A big thank-you to the 29 people who have completed my survey on what they’d like to see in a disability-themed website. Here are some of the results so far. I have organized the top rated choices in each section … with ties grouped together. I will be using these results to help shape a more extensive Disability Thinking website. In the meantime, the survey is still open, so if you haven’t done it yet, feel free.
"As the saying goes, the government is an insurance company with an army — it takes care of the elderly and the sick, and it projects force abroad.”
Since today is tax day, I agree with Vox.com that it is a good time to look at the broad outlines of what the Federal Government spends money on. I am also including the chart they use, from the Center on Budget and Policy Priorities.
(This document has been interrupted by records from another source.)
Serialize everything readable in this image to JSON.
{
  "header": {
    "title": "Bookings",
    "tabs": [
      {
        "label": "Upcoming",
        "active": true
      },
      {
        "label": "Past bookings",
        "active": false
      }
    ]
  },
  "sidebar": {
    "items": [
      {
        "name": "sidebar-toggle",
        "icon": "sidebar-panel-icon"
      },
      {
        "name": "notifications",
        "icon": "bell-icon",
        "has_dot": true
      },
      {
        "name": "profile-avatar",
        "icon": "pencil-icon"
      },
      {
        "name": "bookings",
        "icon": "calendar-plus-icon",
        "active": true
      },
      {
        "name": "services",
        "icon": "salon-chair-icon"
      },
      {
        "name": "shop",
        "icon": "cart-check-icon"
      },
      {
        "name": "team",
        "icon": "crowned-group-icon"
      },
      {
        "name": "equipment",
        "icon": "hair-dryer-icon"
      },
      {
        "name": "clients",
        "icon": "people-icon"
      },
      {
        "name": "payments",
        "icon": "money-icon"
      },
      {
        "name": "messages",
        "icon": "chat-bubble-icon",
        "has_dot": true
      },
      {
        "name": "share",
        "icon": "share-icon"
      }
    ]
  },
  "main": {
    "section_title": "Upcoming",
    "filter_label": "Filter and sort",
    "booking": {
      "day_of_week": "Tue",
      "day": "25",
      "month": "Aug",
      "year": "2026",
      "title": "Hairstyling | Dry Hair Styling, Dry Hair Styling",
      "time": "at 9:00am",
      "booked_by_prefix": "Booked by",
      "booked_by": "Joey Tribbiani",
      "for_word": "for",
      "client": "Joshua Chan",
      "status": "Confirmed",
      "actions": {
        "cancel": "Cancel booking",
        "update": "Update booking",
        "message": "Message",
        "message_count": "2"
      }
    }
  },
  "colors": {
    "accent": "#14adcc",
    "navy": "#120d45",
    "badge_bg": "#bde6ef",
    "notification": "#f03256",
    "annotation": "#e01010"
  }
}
The quote above seems to say it all, and I must say, put this way, it doesn’t sound so terrible. The “insurance” part … Social Security, Medicaid, and Medicare I happily support. The military? Well, that’s another matter. Still, until we decide to become an entirely different kind of country, it seems like the United States’ position in the world means that the military will always be a big portion of the Federal Budget, with modest fluctuations as circumstances change.
A few more thoughts:
- It is hard to pick out spending for disabled people, because most of our direct benefits are parts of the Social Security, Medicaid, and Medicare categories, plus portions of the 12% “Safety Net” category for things like Food Stamps and Housing Subsidies. This report doesn’t say how much of Social Security is Disability and SSI, and how much is Retirement, which I might try to find out.
- It has been said before, but bears repeating. Non-miliary foreign aid, shown here as “Non-Military International” is only 1% of the Federal Budget. So the notion that we ought to stop spending money on foreigners and help our people here is really kind of an empty idea. The same goes for things like government worker salaries and pensions, and paying Members of Congress. We might begrudge them their perks and benefits, especially when we disagree with them anyhow, but paying them nothing wouldn’t add much to programs we actually like, or reduce the deficit.
- Why is “Education” so low? Because this is the Federal Budget, and most day-to-day costs for public education are borne by states and localities. Federal money for Education generally goes for grants and extra supports which, again, don’t amount to much in comparison to the rest of the Federal Budget.
- Where is Obamacare? It isn’t here yet, in a chart of the 2013 Federal Budget. Next year it will probably be split between the “Medicaid and Medicare” category, and maybe have a category of it’s own for the subsidies people will be getting to buy private insurance.